[EXTRACTED RECORDS Boundary: Start]

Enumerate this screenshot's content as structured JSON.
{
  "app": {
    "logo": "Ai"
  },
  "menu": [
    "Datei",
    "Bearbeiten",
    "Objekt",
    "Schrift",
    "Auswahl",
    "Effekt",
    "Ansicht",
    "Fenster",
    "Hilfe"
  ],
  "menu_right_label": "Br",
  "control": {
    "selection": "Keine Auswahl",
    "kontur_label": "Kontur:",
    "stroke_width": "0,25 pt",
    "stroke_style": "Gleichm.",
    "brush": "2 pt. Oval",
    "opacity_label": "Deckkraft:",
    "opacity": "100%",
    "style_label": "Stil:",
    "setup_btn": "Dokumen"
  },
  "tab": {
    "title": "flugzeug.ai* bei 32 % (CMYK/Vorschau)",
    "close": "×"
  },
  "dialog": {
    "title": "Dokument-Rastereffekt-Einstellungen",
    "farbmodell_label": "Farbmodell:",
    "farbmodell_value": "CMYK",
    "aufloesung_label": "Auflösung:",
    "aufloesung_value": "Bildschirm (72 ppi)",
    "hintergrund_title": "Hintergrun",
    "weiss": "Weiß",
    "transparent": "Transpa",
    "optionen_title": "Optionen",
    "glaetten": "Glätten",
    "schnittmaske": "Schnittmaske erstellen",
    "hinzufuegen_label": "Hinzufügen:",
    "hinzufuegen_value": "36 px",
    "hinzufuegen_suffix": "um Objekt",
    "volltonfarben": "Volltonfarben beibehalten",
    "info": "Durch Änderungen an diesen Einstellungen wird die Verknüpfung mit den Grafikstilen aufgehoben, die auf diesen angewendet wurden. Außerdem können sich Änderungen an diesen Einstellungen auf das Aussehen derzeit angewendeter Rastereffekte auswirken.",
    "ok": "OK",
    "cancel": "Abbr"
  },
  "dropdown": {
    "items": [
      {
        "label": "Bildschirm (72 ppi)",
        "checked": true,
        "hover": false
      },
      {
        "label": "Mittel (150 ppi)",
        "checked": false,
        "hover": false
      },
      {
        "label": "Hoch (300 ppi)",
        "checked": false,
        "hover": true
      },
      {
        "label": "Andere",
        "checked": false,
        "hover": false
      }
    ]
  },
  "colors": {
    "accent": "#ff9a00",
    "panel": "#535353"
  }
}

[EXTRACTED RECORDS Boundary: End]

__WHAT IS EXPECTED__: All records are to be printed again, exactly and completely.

__WRITTEN SOLUTION__:
Enumerate this screenshot's content as structured JSON.
{
  "app": {
    "logo": "Ai"
  },
  "menu": [
    "Datei",
    "Bearbeiten",
    "Objekt",
    "Schrift",
    "Auswahl",
    "Effekt",
    "Ansicht",
    "Fenster",
    "Hilfe"
  ],
  "menu_right_label": "Br",
  "control": {
    "selection": "Keine Auswahl",
    "kontur_label": "Kontur:",
    "stroke_width": "0,25 pt",
    "stroke_style": "Gleichm.",
    "brush": "2 pt. Oval",
    "opacity_label": "Deckkraft:",
    "opacity": "100%",
    "style_label": "Stil:",
    "setup_btn": "Dokumen"
  },
  "tab": {
    "title": "flugzeug.ai* bei 32 % (CMYK/Vorschau)",
    "close": "×"
  },
  "dialog": {
    "title": "Dokument-Rastereffekt-Einstellungen",
    "farbmodell_label": "Farbmodell:",
    "farbmodell_value": "CMYK",
    "aufloesung_label": "Auflösung:",
    "aufloesung_value": "Bildschirm (72 ppi)",
    "hintergrund_title": "Hintergrun",
    "weiss": "Weiß",
    "transparent": "Transpa",
    "optionen_title": "Optionen",
    "glaetten": "Glätten",
    "schnittmaske": "Schnittmaske erstellen",
    "hinzufuegen_label": "Hinzufügen:",
    "hinzufuegen_value": "36 px",
    "hinzufuegen_suffix": "um Objekt",
    "volltonfarben": "Volltonfarben beibehalten",
    "info": "Durch Änderungen an diesen Einstellungen wird die Verknüpfung mit den Grafikstilen aufgehoben, die auf diesen angewendet wurden. Außerdem können sich Änderungen an diesen Einstellungen auf das Aussehen derzeit angewendeter Rastereffekte auswirken.",
    "ok": "OK",
    "cancel": "Abbr"
  },
  "dropdown": {
    "items": [
      {
        "label": "Bildschirm (72 ppi)",
        "checked": true,
        "hover": false
      },
      {
        "label": "Mittel (150 ppi)",
        "checked": false,
        "hover": false
      },
      {
        "label": "Hoch (300 ppi)",
        "checked": false,
        "hover": true
      },
      {
        "label": "Andere",
        "checked": false,
        "hover": false
      }
    ]
  },
  "colors": {
    "accent": "#ff9a00",
    "panel": "#535353"
  }
}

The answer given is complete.